HOUSTON — San Antonio’s recent passage of an LGBT-inclusive non-discrimination ordinance leaves Houston, the nation’s fourth largest city, as the only major metropolitan area in Texas without its own citywide ordinance, and mayor Annise Parker says the city should follow suit.
“It is absolutely something we should do, and the majority of council members have publicly stated they are in support of a nondiscrimination ordinance,” said Annise Parker, the first openly gay mayor of a major American city. “But this is an issue that requires all of council to be engaged and agree it is time to move it forward. When it happens, we will do that.”
Unlike other Texas municipalities, Houston has a charter amendment that makes the council unable to pass an ordinance without voter approval.
But, says Parker, “the majority of council members have publicly stated they are in support of a non-discrimination ordinance.”
“This is an issue that requires all of the council to be engaged and agree it’s time to move it forward,” she said. “We watched what happened in San Antonio and we’ll certainly talk to them about the process and then we’ll make our own decision.”
Article continues belowPolitical observers agree that debate over a non-discrimination ordinance would be contentious, however, most think that with the mayor’s leadership, a proposed ordinance would likely succeed.

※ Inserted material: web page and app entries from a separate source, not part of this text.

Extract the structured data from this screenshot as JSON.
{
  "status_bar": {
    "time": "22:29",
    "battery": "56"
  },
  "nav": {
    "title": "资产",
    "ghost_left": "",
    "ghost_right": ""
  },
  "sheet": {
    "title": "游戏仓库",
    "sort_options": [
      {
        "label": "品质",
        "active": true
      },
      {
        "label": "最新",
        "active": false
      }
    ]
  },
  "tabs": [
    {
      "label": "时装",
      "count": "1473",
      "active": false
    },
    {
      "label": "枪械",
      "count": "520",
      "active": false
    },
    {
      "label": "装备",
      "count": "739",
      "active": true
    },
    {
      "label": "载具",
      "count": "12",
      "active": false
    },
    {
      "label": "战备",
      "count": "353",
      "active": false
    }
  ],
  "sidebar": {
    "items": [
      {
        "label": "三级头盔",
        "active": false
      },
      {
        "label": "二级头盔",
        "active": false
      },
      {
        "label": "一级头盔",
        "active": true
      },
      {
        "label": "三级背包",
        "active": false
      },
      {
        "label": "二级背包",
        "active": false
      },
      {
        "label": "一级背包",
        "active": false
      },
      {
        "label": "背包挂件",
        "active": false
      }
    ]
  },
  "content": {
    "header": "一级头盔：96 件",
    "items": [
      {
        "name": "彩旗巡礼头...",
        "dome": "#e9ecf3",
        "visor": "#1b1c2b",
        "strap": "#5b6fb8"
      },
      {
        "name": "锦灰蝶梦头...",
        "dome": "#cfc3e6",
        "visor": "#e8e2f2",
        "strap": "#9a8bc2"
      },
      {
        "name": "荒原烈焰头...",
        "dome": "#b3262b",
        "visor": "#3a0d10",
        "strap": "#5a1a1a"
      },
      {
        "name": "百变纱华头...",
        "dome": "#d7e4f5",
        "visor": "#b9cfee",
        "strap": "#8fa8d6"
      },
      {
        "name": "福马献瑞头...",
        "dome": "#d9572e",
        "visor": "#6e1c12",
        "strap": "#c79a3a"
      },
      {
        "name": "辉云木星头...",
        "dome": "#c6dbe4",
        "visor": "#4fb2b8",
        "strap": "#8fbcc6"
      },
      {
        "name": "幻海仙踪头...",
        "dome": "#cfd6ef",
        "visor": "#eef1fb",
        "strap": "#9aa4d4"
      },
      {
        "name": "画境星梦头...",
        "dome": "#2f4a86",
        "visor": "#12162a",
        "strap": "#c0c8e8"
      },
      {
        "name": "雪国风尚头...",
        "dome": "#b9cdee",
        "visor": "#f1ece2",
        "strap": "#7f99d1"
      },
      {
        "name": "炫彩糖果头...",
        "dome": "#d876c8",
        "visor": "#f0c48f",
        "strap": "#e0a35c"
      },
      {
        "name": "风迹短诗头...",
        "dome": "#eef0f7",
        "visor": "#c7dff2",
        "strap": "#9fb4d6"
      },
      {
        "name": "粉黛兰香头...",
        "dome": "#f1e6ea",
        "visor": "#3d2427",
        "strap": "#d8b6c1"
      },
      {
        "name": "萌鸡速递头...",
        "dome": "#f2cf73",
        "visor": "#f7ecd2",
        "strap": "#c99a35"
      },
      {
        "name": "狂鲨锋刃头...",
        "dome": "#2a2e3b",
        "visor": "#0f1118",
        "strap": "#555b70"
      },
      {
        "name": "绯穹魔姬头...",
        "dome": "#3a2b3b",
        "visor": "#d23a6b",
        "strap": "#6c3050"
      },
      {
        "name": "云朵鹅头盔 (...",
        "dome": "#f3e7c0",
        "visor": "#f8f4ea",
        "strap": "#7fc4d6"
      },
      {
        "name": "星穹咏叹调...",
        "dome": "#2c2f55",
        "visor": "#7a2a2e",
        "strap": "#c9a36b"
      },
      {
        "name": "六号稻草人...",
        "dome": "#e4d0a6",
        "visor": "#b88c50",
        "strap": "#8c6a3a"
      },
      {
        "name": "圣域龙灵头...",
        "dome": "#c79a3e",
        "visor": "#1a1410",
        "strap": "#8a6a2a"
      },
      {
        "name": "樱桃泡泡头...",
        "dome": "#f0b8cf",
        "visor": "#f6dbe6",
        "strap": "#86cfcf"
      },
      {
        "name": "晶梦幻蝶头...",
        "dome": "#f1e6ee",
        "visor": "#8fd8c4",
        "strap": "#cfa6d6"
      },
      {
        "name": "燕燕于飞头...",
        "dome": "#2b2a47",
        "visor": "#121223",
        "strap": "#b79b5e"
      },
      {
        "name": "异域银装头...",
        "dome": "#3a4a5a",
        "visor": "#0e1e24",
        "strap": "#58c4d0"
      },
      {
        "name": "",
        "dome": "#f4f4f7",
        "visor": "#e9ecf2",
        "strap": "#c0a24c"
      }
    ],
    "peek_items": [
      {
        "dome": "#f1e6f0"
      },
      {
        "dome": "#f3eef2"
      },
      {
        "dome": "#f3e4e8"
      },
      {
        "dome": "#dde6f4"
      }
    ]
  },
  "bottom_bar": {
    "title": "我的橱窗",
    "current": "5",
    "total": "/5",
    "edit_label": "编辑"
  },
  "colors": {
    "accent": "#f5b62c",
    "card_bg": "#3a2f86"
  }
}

A spokesperson for Parker, who is up for reelection to a third and final term in office, indicated that any push for a non-discrimination ordinance would not be expected until after the November elections.